Prospectus: Nonverbal Communication and Jess Essay

Submitted By pettyjor
Words: 2058
Pages: 9

Jordan Petty, Erik Lauritzen, Walker Hills, Ian Dean, Paul Barish
D. Chimovitz
COM125 Block 6:30-8:30
November 19, 2013
Prospectus
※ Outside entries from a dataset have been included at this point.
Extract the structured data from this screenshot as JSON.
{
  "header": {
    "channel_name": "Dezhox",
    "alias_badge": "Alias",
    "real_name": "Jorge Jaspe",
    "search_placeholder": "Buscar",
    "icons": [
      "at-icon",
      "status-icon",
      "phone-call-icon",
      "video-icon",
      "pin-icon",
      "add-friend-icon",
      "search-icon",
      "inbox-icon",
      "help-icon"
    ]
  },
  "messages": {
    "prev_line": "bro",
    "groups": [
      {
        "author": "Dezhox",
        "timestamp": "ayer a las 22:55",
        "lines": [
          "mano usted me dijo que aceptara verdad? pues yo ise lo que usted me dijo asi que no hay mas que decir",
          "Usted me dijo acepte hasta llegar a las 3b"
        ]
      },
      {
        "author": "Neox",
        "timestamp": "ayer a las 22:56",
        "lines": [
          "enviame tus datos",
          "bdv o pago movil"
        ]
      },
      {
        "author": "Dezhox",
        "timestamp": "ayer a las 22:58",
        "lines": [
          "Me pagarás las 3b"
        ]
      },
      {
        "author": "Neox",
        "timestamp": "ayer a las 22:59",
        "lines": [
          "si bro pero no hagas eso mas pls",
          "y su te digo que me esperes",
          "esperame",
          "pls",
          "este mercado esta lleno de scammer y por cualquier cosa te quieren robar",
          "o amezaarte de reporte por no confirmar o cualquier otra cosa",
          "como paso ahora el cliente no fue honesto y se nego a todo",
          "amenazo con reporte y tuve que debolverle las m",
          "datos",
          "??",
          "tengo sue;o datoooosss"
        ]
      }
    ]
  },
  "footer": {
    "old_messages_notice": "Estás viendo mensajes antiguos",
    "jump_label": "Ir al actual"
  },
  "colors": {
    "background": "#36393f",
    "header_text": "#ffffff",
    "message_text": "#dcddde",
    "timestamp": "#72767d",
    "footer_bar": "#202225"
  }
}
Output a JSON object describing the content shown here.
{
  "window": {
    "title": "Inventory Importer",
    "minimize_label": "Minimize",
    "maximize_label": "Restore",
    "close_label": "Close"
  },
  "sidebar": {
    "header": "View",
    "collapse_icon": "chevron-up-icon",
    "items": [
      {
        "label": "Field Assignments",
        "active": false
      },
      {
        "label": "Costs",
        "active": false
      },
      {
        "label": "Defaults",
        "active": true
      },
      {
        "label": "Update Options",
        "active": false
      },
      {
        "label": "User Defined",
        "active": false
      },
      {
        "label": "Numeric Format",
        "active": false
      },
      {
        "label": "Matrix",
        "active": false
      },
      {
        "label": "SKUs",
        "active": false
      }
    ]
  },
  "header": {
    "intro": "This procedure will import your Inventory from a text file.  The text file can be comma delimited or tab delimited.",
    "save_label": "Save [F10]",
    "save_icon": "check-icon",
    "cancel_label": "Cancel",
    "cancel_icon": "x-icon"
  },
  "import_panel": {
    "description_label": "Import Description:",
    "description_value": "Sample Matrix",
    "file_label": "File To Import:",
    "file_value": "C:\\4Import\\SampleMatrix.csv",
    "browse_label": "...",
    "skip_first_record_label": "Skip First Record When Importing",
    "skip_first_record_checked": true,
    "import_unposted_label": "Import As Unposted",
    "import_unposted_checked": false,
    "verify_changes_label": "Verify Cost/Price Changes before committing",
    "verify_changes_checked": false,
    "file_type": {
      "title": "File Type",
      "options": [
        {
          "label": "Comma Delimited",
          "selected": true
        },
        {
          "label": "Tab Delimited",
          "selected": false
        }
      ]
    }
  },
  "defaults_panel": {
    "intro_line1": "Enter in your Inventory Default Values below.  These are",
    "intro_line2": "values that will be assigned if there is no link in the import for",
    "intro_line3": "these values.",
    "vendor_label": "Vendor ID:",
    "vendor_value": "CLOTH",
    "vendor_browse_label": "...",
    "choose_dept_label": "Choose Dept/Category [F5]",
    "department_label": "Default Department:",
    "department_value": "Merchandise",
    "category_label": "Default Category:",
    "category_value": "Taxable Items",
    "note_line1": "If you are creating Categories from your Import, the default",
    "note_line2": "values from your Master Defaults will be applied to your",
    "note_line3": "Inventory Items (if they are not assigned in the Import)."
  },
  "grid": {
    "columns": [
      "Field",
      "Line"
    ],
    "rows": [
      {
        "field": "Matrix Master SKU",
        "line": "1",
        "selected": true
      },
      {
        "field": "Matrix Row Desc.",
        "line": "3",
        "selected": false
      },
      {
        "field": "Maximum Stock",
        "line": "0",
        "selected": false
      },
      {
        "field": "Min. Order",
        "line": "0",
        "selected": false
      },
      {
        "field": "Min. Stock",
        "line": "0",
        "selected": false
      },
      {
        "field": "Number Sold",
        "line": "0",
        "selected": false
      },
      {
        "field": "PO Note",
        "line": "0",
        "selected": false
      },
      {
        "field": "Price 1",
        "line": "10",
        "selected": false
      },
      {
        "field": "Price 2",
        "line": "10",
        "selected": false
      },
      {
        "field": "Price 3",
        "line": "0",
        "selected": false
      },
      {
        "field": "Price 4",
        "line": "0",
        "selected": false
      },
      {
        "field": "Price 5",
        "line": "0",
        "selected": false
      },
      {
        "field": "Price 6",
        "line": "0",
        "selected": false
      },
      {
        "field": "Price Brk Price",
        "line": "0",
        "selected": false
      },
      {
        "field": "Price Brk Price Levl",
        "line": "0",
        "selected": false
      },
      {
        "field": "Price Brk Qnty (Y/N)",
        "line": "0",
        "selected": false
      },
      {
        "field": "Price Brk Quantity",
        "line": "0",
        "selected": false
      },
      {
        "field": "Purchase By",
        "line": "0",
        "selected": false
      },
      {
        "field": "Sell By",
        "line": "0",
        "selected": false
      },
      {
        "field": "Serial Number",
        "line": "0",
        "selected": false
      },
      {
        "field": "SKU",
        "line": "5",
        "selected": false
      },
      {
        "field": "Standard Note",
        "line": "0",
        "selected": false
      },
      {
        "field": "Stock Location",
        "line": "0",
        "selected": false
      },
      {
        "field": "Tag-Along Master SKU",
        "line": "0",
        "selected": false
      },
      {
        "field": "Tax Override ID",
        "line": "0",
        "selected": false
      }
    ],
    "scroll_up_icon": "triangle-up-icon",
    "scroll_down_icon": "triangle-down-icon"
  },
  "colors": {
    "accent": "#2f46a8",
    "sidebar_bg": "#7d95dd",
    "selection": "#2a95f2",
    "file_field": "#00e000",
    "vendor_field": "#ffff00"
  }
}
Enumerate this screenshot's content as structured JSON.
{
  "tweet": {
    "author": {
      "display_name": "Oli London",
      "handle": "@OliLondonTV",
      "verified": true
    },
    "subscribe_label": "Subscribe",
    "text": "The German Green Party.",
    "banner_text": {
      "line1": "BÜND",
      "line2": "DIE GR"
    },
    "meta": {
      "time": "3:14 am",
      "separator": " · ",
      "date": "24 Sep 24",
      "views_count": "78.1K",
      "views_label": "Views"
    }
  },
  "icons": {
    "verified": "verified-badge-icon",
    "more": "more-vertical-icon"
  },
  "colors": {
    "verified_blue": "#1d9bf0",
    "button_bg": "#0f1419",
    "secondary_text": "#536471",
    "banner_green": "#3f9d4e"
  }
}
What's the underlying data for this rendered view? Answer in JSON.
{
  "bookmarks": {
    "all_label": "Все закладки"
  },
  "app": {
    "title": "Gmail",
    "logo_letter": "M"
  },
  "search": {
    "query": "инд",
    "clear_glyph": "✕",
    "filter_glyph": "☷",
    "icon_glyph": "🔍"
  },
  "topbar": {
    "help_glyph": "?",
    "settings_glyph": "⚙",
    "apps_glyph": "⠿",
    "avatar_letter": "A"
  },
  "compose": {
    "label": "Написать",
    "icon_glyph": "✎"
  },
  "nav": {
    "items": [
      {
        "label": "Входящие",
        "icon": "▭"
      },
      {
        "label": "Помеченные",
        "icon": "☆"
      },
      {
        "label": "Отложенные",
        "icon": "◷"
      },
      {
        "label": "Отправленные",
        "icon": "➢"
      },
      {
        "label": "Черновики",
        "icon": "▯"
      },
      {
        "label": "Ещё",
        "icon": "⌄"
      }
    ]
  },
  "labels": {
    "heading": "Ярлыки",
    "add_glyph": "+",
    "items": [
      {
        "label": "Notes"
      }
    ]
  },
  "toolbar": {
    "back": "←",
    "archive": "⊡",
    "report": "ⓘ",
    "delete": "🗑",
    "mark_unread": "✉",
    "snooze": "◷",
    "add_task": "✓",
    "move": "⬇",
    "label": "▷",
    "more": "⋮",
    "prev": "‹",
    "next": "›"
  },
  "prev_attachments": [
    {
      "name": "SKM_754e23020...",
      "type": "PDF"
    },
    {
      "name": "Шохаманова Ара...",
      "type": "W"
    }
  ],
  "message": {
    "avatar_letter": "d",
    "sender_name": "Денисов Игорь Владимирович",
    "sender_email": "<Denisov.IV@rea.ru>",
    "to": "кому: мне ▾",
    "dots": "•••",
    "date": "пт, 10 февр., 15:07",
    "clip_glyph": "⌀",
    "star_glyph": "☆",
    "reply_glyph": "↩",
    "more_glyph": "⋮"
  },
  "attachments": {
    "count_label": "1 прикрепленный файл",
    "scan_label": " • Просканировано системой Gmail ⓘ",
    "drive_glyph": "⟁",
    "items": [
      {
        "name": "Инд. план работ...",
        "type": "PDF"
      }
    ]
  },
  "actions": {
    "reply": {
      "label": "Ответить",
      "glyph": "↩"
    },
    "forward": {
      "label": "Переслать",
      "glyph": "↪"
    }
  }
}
“New Girl We chose the television show “New Girl” because of its striking similarities to our group. The chosen episode is from the first season called “The Landlord” which originally aired February 7th, 2012, soon into the first season of the show. The various characters of the show are for the most part intended to be comical, but also real-life representations of all types of modern people. There is Schmidt, who is very concerned with his self-image and very modern, taking on a more house wife type of role for the roommates cooking, cleaning, and decorating. Winston is a has-been athlete past his career who used to live with the men before, and is just returning. Nick is the cynical, heartbroken handyman who “fixes” anything that needs it in the apartment in his own way and is very emotionally vulnerable after his breakup with his longtime girlfriend. Jess is the newest roommate who moved in after a bad breakup with her boyfriend as well, and is overall a quirky character. She sings wherever she goes, assumes the best of people, and is kind of ditzy to adult life. Their complementary relationships in the show all contribute to the adjustment of living with different people gender-wise, culturally, and emotionally. The realistic sense of the show for the modern audience is centered on a college audience or just having graduated. Schmidt, Jess, and Nick are all in the workforce and Winston is not, but the show does not truly focus on their jobs as much as their roles in making the housing situation work. This is what made “New Girl” such a good choice for this project, because it is entirely about interactions in the group and how they adapt to and resolve conflict as new situations arise. In our chosen episode one of the large themes is trust. It presents itself as optimistic and pessimistic outlooks in Jess and Nick, but the entirety of their conflict is based around the fact that people cannot be trusted to Nick, and are inherently good and can be trusted by Jess. Jess has seen behavior that could be deemed not trustworthy, in the episode it cuts back to when Jess was a girl. A windowless van pulls up and offers her candy, which she happily says yes to, and the man’s grandma is in the back of the van because she made too much candy! This would be a situation that would be deemed non trustworthy by our standards, but because she trusted him, got a confirming response, and did not act with precepts, the behavior continued and Jess has a positive outlook on life and perhaps misguided trust in others. Nick on the other hand cuts back to his childhood when he finds five dollars on the sidewalk, holds it up and says, “Look out college, here I come!”, and quickly gets it taken and pushed into the bushes by a jogger. This single event disconfirmed Nick’s trust in strangers. Nick is most pessimistic towards strangers, but he even asks Jess, “How did you live on your own this long?”, and discounts her feelings and her way of thinking. The entire discussion of trust is engaged by the road raged truck driver with a gun who becomes very aggressive when they both want the same parking space. Nick tries apologizing and giving in, giving him the parking space, but Jess tries reasoning and kindness which works and makes the man leave. You could say that even with such a brief character interaction, the man did not know how to channel his anger to react proactively instead of reactively, and there may be even more deep seated reasons, such as childhood abuse, previously nonassertive behaviors bottling up, or vulnerability. Jess tries to handle the conflict by exchanging perceptions, where even though it is limited, she tries to describe, express, specify, and note behavioral outcomes with her emotions and hand gestures. Later, Jess is trying to convince the guys of their landlord’s good nature;…